> _Assigned task_
Give back all of the data unchanged. Keep every word as it is.

START Given records

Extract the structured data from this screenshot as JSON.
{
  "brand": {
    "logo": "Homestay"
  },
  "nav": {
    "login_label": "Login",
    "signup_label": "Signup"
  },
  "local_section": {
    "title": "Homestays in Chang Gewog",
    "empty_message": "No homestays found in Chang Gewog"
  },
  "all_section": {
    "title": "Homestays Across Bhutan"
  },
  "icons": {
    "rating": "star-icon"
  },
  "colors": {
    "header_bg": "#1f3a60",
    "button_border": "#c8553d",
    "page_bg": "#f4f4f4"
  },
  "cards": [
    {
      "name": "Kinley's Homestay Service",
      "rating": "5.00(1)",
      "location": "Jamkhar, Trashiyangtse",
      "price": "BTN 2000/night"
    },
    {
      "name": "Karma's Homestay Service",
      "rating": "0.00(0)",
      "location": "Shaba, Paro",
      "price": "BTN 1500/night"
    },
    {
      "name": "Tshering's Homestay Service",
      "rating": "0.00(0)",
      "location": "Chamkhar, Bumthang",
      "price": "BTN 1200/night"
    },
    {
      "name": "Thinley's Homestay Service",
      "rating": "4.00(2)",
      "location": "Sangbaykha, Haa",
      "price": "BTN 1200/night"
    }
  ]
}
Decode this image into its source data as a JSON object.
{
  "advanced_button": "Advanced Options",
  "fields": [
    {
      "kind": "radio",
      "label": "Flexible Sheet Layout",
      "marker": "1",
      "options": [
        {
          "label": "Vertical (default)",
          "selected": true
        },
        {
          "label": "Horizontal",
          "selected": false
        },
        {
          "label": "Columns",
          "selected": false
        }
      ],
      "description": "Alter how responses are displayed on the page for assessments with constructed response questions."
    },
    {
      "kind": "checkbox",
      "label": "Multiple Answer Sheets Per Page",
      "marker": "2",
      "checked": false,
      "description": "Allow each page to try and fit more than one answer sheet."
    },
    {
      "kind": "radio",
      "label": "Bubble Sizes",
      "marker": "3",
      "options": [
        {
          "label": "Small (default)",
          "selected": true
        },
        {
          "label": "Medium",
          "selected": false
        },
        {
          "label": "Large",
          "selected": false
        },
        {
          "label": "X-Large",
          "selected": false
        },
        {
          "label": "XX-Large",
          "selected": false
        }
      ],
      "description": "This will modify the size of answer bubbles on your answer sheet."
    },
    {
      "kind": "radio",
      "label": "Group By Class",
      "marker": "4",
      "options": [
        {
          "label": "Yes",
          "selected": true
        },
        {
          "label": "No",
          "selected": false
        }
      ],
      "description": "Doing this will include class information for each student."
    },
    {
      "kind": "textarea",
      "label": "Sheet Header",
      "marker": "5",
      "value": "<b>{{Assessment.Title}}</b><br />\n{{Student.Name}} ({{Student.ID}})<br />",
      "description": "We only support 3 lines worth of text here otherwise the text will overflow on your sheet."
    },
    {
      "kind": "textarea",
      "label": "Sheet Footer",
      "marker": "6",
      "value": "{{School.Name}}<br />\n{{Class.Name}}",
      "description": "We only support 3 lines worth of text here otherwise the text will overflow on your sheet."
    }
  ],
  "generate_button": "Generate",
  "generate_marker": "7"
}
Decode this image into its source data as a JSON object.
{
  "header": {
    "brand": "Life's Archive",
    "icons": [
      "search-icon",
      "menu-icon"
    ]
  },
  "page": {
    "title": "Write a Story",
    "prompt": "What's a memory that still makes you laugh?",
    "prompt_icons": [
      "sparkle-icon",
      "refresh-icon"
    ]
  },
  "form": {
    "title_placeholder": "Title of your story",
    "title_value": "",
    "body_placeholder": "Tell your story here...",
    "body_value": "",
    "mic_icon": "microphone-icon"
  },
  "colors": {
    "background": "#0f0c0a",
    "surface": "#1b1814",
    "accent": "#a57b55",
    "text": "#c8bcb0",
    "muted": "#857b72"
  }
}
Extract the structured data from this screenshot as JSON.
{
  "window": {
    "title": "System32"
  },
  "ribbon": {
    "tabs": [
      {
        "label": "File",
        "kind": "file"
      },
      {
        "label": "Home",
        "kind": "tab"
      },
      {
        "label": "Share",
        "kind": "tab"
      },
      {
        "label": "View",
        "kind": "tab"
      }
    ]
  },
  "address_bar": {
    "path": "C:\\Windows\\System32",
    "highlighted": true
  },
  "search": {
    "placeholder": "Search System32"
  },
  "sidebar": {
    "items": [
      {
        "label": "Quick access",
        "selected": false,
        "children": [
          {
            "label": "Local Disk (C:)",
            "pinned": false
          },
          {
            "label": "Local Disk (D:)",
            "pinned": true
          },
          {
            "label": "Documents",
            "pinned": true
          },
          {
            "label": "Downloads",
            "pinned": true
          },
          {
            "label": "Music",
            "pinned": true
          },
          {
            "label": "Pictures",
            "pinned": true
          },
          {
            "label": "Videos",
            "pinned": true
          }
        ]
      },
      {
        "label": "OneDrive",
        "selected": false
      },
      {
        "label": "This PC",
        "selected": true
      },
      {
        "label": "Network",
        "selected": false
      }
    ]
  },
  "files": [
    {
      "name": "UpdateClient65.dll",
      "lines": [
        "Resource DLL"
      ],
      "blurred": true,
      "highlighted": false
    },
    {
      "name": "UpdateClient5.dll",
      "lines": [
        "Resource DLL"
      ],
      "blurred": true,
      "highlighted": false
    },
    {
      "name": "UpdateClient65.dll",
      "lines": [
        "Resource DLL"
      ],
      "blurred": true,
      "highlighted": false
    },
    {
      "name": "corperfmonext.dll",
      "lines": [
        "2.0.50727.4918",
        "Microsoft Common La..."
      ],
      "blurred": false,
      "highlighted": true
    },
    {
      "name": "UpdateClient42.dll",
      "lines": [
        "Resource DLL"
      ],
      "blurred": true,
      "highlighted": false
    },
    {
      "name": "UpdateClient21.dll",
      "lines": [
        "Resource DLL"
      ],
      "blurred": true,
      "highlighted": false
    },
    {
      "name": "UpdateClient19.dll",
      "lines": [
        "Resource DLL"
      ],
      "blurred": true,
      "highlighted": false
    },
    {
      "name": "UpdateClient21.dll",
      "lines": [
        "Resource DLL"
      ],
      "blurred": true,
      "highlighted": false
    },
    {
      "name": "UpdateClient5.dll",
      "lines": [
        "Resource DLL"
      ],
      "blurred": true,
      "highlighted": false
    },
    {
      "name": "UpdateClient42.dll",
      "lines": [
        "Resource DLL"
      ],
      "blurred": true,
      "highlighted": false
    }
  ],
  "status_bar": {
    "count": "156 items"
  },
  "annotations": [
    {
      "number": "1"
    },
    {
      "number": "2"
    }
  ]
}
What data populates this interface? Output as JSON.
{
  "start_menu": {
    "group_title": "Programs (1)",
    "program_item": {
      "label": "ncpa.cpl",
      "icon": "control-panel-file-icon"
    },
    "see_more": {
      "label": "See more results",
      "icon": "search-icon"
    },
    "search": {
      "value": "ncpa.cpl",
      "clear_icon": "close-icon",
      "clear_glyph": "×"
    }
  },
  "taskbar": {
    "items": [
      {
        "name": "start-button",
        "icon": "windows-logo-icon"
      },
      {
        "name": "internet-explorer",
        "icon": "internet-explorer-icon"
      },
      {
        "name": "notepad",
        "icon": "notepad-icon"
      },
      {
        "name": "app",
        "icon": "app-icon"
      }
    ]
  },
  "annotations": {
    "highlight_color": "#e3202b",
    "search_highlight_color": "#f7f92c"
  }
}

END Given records

> _Reply_
Extract the structured data from this screenshot as JSON.
{
  "brand": {
    "logo": "Homestay"
  },
  "nav": {
    "login_label": "Login",
    "signup_label": "Signup"
  },
  "local_section": {
    "title": "Homestays in Chang Gewog",
    "empty_message": "No homestays found in Chang Gewog"
  },
  "all_section": {
    "title": "Homestays Across Bhutan"
  },
  "icons": {
    "rating": "star-icon"
  },
  "colors": {
    "header_bg": "#1f3a60",
    "button_border": "#c8553d",
    "page_bg": "#f4f4f4"
  },
  "cards": [
    {
      "name": "Kinley's Homestay Service",
      "rating": "5.00(1)",
      "location": "Jamkhar, Trashiyangtse",
      "price": "BTN 2000/night"
    },
    {
      "name": "Karma's Homestay Service",
      "rating": "0.00(0)",
      "location": "Shaba, Paro",
      "price": "BTN 1500/night"
    },
    {
      "name": "Tshering's Homestay Service",
      "rating": "0.00(0)",
      "location": "Chamkhar, Bumthang",
      "price": "BTN 1200/night"
    },
    {
      "name": "Thinley's Homestay Service",
      "rating": "4.00(2)",
      "location": "Sangbaykha, Haa",
      "price": "BTN 1200/night"
    }
  ]
}
Decode this image into its source data as a JSON object.
{
  "advanced_button": "Advanced Options",
  "fields": [
    {
      "kind": "radio",
      "label": "Flexible Sheet Layout",
      "marker": "1",
      "options": [
        {
          "label": "Vertical (default)",
          "selected": true
        },
        {
          "label": "Horizontal",
          "selected": false
        },
        {
          "label": "Columns",
          "selected": false
        }
      ],
      "description": "Alter how responses are displayed on the page for assessments with constructed response questions."
    },
    {
      "kind": "checkbox",
      "label": "Multiple Answer Sheets Per Page",
      "marker": "2",
      "checked": false,
      "description": "Allow each page to try and fit more than one answer sheet."
    },
    {
      "kind": "radio",
      "label": "Bubble Sizes",
      "marker": "3",
      "options": [
        {
          "label": "Small (default)",
          "selected": true
        },
        {
          "label": "Medium",
          "selected": false
        },
        {
          "label": "Large",
          "selected": false
        },
        {
          "label": "X-Large",
          "selected": false
        },
        {
          "label": "XX-Large",
          "selected": false
        }
      ],
      "description": "This will modify the size of answer bubbles on your answer sheet."
    },
    {
      "kind": "radio",
      "label": "Group By Class",
      "marker": "4",
      "options": [
        {
          "label": "Yes",
          "selected": true
        },
        {
          "label": "No",
          "selected": false
        }
      ],
      "description": "Doing this will include class information for each student."
    },
    {
      "kind": "textarea",
      "label": "Sheet Header",
      "marker": "5",
      "value": "<b>{{Assessment.Title}}</b><br />\n{{Student.Name}} ({{Student.ID}})<br />",
      "description": "We only support 3 lines worth of text here otherwise the text will overflow on your sheet."
    },
    {
      "kind": "textarea",
      "label": "Sheet Footer",
      "marker": "6",
      "value": "{{School.Name}}<br />\n{{Class.Name}}",
      "description": "We only support 3 lines worth of text here otherwise the text will overflow on your sheet."
    }
  ],
  "generate_button": "Generate",
  "generate_marker": "7"
}
Decode this image into its source data as a JSON object.
{
  "header": {
    "brand": "Life's Archive",
    "icons": [
      "search-icon",
      "menu-icon"
    ]
  },
  "page": {
    "title": "Write a Story",
    "prompt": "What's a memory that still makes you laugh?",
    "prompt_icons": [
      "sparkle-icon",
      "refresh-icon"
    ]
  },
  "form": {
    "title_placeholder": "Title of your story",
    "title_value": "",
    "body_placeholder": "Tell your story here...",
    "body_value": "",
    "mic_icon": "microphone-icon"
  },
  "colors": {
    "background": "#0f0c0a",
    "surface": "#1b1814",
    "accent": "#a57b55",
    "text": "#c8bcb0",
    "muted": "#857b72"
  }
}
Extract the structured data from this screenshot as JSON.
{
  "window": {
    "title": "System32"
  },
  "ribbon": {
    "tabs": [
      {
        "label": "File",
        "kind": "file"
      },
      {
        "label": "Home",
        "kind": "tab"
      },
      {
        "label": "Share",
        "kind": "tab"
      },
      {
        "label": "View",
        "kind": "tab"
      }
    ]
  },
  "address_bar": {
    "path": "C:\\Windows\\System32",
    "highlighted": true
  },
  "search": {
    "placeholder": "Search System32"
  },
  "sidebar": {
    "items": [
      {
        "label": "Quick access",
        "selected": false,
        "children": [
          {
            "label": "Local Disk (C:)",
            "pinned": false
          },
          {
            "label": "Local Disk (D:)",
            "pinned": true
          },
          {
            "label": "Documents",
            "pinned": true
          },
          {
            "label": "Downloads",
            "pinned": true
          },
          {
            "label": "Music",
            "pinned": true
          },
          {
            "label": "Pictures",
            "pinned": true
          },
          {
            "label": "Videos",
            "pinned": true
          }
        ]
      },
      {
        "label": "OneDrive",
        "selected": false
      },
      {
        "label": "This PC",
        "selected": true
      },
      {
        "label": "Network",
        "selected": false
      }
    ]
  },
  "files": [
    {
      "name": "UpdateClient65.dll",
      "lines": [
        "Resource DLL"
      ],
      "blurred": true,
      "highlighted": false
    },
    {
      "name": "UpdateClient5.dll",
      "lines": [
        "Resource DLL"
      ],
      "blurred": true,
      "highlighted": false
    },
    {
      "name": "UpdateClient65.dll",
      "lines": [
        "Resource DLL"
      ],
      "blurred": true,
      "highlighted": false
    },
    {
      "name": "corperfmonext.dll",
      "lines": [
        "2.0.50727.4918",
        "Microsoft Common La..."
      ],
      "blurred": false,
      "highlighted": true
    },
    {
      "name": "UpdateClient42.dll",
      "lines": [
        "Resource DLL"
      ],
      "blurred": true,
      "highlighted": false
    },
    {
      "name": "UpdateClient21.dll",
      "lines": [
        "Resource DLL"
      ],
      "blurred": true,
      "highlighted": false
    },
    {
      "name": "UpdateClient19.dll",
      "lines": [
        "Resource DLL"
      ],
      "blurred": true,
      "highlighted": false
    },
    {
      "name": "UpdateClient21.dll",
      "lines": [
        "Resource DLL"
      ],
      "blurred": true,
      "highlighted": false
    },
    {
      "name": "UpdateClient5.dll",
      "lines": [
        "Resource DLL"
      ],
      "blurred": true,
      "highlighted": false
    },
    {
      "name": "UpdateClient42.dll",
      "lines": [
        "Resource DLL"
      ],
      "blurred": true,
      "highlighted": false
    }
  ],
  "status_bar": {
    "count": "156 items"
  },
  "annotations": [
    {
      "number": "1"
    },
    {
      "number": "2"
    }
  ]
}
What data populates this interface? Output as JSON.
{
  "start_menu": {
    "group_title": "Programs (1)",
    "program_item": {
      "label": "ncpa.cpl",
      "icon": "control-panel-file-icon"
    },
    "see_more": {
      "label": "See more results",
      "icon": "search-icon"
    },
    "search": {
      "value": "ncpa.cpl",
      "clear_icon": "close-icon",
      "clear_glyph": "×"
    }
  },
  "taskbar": {
    "items": [
      {
        "name": "start-button",
        "icon": "windows-logo-icon"
      },
      {
        "name": "internet-explorer",
        "icon": "internet-explorer-icon"
      },
      {
        "name": "notepad",
        "icon": "notepad-icon"
      },
      {
        "name": "app",
        "icon": "app-icon"
      }
    ]
  },
  "annotations": {
    "highlight_color": "#e3202b",
    "search_highlight_color": "#f7f92c"
  }
}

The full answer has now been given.